THE PROBLEM: Could every line of the data be copied out once more, exactly?

INPUT MATERIAL:
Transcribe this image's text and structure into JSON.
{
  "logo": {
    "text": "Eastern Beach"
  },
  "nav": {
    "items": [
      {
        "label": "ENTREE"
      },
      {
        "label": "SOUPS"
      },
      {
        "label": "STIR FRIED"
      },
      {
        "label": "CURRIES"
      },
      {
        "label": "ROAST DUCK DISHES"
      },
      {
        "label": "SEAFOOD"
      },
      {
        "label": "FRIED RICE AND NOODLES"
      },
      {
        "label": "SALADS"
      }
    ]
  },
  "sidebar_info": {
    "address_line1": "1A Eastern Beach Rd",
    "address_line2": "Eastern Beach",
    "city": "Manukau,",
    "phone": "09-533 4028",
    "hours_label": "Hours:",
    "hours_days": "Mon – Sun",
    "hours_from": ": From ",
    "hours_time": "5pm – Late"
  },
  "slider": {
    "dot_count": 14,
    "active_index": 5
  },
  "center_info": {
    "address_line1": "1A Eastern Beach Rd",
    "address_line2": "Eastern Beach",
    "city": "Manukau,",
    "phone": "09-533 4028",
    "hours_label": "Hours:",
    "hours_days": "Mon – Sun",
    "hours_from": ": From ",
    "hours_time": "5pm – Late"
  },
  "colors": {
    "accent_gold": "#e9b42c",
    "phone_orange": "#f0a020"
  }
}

ANSWER TO THE PROBLEM:
Transcribe this image's text and structure into JSON.
{
  "logo": {
    "text": "Eastern Beach"
  },
  "nav": {
    "items": [
      {
        "label": "ENTREE"
      },
      {
        "label": "SOUPS"
      },
      {
        "label": "STIR FRIED"
      },
      {
        "label": "CURRIES"
      },
      {
        "label": "ROAST DUCK DISHES"
      },
      {
        "label": "SEAFOOD"
      },
      {
        "label": "FRIED RICE AND NOODLES"
      },
      {
        "label": "SALADS"
      }
    ]
  },
  "sidebar_info": {
    "address_line1": "1A Eastern Beach Rd",
    "address_line2": "Eastern Beach",
    "city": "Manukau,",
    "phone": "09-533 4028",
    "hours_label": "Hours:",
    "hours_days": "Mon – Sun",
    "hours_from": ": From ",
    "hours_time": "5pm – Late"
  },
  "slider": {
    "dot_count": 14,
    "active_index": 5
  },
  "center_info": {
    "address_line1": "1A Eastern Beach Rd",
    "address_line2": "Eastern Beach",
    "city": "Manukau,",
    "phone": "09-533 4028",
    "hours_label": "Hours:",
    "hours_days": "Mon – Sun",
    "hours_from": ": From ",
    "hours_time": "5pm – Late"
  },
  "colors": {
    "accent_gold": "#e9b42c",
    "phone_orange": "#f0a020"
  }
}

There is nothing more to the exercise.